WHAT YOU HAVE TO DO:
Drop all images and give the records again exactly.

[Web page and app entries]
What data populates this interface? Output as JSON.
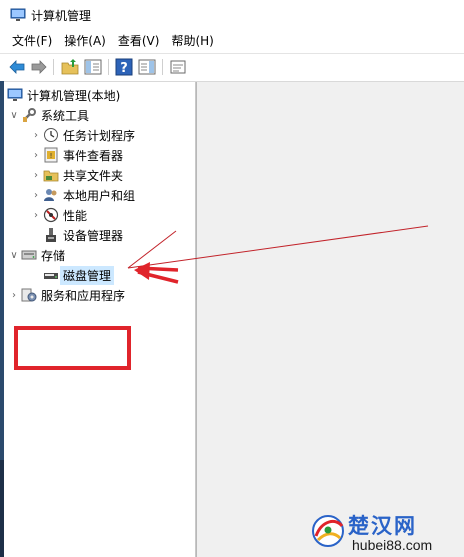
{
  "window": {
    "title": "计算机管理"
  },
  "menu": [
    "文件(F)",
    "操作(A)",
    "查看(V)",
    "帮助(H)"
  ],
  "toolbar": [
    "back-icon",
    "forward-icon",
    "up-folder-icon",
    "show-hide-tree-icon",
    "help-icon",
    "show-hide-action-pane-icon",
    "properties-icon"
  ],
  "tree": {
    "root": "计算机管理(本地)",
    "system_tools": "系统工具",
    "task_scheduler": "任务计划程序",
    "event_viewer": "事件查看器",
    "shared_folders": "共享文件夹",
    "local_users": "本地用户和组",
    "performance": "性能",
    "device_manager": "设备管理器",
    "storage": "存储",
    "disk_management": "磁盘管理",
    "services_apps": "服务和应用程序"
  },
  "watermark": {
    "name": "楚汉网",
    "url": "hubei88.com"
  },
  "colors": {
    "selection": "#cce8ff",
    "annotation": "#e0242b",
    "pane_bg": "#f0f0f0"
  }
}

ANSWER SECTION:
What data populates this interface? Output as JSON.
{
  "window": {
    "title": "计算机管理"
  },
  "menu": [
    "文件(F)",
    "操作(A)",
    "查看(V)",
    "帮助(H)"
  ],
  "toolbar": [
    "back-icon",
    "forward-icon",
    "up-folder-icon",
    "show-hide-tree-icon",
    "help-icon",
    "show-hide-action-pane-icon",
    "properties-icon"
  ],
  "tree": {
    "root": "计算机管理(本地)",
    "system_tools": "系统工具",
    "task_scheduler": "任务计划程序",
    "event_viewer": "事件查看器",
    "shared_folders": "共享文件夹",
    "local_users": "本地用户和组",
    "performance": "性能",
    "device_manager": "设备管理器",
    "storage": "存储",
    "disk_management": "磁盘管理",
    "services_apps": "服务和应用程序"
  },
  "watermark": {
    "name": "楚汉网",
    "url": "hubei88.com"
  },
  "colors": {
    "selection": "#cce8ff",
    "annotation": "#e0242b",
    "pane_bg": "#f0f0f0"
  }
}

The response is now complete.